**Assigned task:**
If a line of the material contains "letter", copy it.

___

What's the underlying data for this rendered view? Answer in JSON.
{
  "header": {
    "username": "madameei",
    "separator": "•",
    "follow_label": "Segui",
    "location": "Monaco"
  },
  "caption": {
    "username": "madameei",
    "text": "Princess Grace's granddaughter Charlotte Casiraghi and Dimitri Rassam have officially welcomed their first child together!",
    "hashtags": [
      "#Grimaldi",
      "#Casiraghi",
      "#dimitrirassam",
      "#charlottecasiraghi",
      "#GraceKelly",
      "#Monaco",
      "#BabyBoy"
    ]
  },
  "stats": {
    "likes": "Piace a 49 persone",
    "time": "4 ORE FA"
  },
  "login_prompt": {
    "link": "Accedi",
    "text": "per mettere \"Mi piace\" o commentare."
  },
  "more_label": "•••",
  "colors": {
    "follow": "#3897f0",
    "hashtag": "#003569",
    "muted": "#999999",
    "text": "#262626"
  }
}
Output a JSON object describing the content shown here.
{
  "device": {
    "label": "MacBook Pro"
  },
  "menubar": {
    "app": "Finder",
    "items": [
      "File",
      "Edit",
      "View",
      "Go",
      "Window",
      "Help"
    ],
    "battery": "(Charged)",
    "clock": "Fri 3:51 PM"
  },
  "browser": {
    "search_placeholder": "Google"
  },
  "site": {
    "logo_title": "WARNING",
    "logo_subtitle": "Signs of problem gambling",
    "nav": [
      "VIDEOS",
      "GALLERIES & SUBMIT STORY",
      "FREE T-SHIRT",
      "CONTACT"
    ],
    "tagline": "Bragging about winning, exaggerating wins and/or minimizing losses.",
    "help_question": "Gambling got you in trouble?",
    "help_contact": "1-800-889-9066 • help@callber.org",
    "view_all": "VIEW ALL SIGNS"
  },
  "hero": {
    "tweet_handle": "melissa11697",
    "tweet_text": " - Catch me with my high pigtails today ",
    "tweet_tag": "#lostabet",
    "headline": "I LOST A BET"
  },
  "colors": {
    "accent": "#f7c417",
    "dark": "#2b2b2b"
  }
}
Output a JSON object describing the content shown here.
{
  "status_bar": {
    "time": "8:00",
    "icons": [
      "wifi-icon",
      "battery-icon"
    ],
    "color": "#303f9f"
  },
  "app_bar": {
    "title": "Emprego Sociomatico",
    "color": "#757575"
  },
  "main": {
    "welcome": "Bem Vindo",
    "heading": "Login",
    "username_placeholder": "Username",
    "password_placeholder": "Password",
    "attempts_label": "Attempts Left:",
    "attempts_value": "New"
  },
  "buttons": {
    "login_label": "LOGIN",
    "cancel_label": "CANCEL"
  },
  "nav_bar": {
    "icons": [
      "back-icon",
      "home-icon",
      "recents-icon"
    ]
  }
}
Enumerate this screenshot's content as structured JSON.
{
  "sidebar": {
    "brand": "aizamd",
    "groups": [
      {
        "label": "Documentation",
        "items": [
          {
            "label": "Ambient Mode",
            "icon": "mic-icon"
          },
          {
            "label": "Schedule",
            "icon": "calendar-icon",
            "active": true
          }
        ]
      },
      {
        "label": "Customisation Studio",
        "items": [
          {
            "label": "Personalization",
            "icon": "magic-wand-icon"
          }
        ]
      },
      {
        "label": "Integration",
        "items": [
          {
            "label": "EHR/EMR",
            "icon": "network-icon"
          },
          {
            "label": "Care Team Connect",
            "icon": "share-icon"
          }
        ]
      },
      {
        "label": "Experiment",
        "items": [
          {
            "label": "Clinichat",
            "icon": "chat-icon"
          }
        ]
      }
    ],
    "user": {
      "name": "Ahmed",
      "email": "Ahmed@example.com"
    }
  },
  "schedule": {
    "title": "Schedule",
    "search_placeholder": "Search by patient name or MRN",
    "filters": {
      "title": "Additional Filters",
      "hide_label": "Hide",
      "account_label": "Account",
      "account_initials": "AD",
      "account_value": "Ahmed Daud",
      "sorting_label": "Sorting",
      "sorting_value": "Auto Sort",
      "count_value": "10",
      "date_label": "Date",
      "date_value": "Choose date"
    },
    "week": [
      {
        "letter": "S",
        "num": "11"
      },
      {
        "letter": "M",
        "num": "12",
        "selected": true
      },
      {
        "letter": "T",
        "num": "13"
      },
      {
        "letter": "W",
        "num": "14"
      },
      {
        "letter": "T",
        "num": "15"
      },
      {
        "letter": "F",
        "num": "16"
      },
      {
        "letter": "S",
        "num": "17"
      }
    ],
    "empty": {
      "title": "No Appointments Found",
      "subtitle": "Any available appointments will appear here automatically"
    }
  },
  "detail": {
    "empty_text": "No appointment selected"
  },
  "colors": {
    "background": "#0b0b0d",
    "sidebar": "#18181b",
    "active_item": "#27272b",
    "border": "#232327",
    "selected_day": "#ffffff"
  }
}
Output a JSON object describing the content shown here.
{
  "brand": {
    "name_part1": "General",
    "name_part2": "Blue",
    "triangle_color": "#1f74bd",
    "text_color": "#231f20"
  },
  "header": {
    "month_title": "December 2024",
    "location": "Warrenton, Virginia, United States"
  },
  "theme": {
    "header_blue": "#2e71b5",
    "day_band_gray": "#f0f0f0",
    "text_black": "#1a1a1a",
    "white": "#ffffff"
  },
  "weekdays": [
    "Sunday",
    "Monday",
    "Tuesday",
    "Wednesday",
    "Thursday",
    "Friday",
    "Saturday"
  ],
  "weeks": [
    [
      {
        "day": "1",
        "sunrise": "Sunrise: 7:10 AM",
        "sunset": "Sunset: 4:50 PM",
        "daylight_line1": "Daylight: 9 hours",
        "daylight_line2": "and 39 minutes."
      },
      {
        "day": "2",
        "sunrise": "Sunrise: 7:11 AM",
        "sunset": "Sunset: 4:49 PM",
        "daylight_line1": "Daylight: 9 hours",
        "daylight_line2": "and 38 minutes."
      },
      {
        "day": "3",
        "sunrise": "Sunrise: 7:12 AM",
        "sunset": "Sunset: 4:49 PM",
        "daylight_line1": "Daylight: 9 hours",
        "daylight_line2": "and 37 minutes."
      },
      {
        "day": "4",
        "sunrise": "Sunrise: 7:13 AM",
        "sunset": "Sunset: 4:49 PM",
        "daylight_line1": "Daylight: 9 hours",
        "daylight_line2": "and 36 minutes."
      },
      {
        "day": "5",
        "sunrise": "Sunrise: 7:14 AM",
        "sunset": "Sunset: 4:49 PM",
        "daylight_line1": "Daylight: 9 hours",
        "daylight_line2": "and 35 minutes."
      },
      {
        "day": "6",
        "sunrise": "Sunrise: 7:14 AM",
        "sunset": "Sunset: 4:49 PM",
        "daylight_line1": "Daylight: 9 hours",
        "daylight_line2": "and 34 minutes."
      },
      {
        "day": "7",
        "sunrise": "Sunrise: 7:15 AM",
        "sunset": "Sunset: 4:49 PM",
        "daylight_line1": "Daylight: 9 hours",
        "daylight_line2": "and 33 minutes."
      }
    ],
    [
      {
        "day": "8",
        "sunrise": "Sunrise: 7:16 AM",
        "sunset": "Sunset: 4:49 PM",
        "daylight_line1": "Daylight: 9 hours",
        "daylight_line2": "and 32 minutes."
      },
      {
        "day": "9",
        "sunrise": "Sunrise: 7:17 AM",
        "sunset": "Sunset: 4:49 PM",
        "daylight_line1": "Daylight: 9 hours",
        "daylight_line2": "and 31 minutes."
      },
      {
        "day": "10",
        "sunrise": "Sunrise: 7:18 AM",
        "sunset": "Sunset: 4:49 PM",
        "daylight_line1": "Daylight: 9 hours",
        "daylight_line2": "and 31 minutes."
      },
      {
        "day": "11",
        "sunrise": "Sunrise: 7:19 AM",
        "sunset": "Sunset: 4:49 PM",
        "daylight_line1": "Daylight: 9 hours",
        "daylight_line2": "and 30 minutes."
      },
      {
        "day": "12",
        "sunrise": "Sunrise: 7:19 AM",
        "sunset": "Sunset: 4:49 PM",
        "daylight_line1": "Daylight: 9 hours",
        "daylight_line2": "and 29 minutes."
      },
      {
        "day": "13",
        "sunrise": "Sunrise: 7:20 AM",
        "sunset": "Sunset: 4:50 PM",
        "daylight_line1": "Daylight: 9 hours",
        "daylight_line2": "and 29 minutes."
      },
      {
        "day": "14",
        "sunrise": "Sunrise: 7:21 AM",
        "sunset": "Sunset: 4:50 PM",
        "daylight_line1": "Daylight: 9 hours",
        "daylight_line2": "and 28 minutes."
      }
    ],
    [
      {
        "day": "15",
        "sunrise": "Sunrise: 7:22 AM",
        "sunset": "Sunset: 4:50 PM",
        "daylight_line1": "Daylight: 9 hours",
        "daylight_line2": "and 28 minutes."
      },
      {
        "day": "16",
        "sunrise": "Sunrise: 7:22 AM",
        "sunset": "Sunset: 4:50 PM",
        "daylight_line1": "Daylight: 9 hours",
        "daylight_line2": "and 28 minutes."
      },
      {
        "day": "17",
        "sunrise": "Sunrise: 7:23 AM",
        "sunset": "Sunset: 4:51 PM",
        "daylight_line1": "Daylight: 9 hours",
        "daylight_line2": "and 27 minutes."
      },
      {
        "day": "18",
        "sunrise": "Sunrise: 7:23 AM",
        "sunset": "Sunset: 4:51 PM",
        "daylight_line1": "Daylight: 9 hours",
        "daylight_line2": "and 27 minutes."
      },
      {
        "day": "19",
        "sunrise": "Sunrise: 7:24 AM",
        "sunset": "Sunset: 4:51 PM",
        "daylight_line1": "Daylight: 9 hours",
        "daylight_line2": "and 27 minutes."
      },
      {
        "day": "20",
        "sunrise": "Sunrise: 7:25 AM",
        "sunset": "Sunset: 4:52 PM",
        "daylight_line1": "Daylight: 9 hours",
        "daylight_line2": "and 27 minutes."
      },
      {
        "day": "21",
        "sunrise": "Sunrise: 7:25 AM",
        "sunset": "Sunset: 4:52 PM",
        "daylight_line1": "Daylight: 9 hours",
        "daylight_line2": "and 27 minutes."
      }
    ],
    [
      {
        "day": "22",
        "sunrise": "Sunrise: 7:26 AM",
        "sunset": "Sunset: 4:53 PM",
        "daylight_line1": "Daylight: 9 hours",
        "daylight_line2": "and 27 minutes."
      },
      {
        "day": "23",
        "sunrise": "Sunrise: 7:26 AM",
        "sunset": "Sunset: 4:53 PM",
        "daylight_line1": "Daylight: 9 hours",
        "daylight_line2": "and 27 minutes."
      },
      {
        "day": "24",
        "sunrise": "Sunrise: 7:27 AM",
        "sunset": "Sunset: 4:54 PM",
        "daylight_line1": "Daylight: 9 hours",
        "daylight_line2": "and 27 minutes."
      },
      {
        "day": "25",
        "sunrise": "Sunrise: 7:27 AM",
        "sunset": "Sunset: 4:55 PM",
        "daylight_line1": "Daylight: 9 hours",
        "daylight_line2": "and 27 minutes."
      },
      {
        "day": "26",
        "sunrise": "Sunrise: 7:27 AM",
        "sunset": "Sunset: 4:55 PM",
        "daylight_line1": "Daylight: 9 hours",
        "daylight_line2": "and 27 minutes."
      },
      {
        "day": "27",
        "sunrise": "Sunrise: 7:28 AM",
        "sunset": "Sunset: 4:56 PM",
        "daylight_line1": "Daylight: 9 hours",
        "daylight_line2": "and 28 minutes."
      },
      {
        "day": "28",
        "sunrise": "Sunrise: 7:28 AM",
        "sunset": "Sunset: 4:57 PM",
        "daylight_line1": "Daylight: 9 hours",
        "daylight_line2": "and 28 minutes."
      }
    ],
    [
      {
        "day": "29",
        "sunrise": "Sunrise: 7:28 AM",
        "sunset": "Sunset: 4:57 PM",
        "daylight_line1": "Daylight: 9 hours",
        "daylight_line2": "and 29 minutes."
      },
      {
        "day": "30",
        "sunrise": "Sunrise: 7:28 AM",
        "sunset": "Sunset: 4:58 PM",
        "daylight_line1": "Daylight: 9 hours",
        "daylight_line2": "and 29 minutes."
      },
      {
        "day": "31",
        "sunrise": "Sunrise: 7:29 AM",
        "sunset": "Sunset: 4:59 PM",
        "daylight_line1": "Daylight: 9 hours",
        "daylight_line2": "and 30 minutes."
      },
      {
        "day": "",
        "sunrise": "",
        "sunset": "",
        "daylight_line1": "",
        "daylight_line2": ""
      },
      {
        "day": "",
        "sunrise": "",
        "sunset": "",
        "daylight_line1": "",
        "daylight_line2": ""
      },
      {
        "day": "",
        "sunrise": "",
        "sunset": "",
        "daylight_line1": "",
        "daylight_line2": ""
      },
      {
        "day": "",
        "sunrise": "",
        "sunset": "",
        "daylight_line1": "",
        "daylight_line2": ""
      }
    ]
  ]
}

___

**Output of the exercise:**
        "letter": "S",
        "letter": "M",
        "letter": "T",
        "letter": "W",
        "letter": "T",
        "letter": "F",
        "letter": "S",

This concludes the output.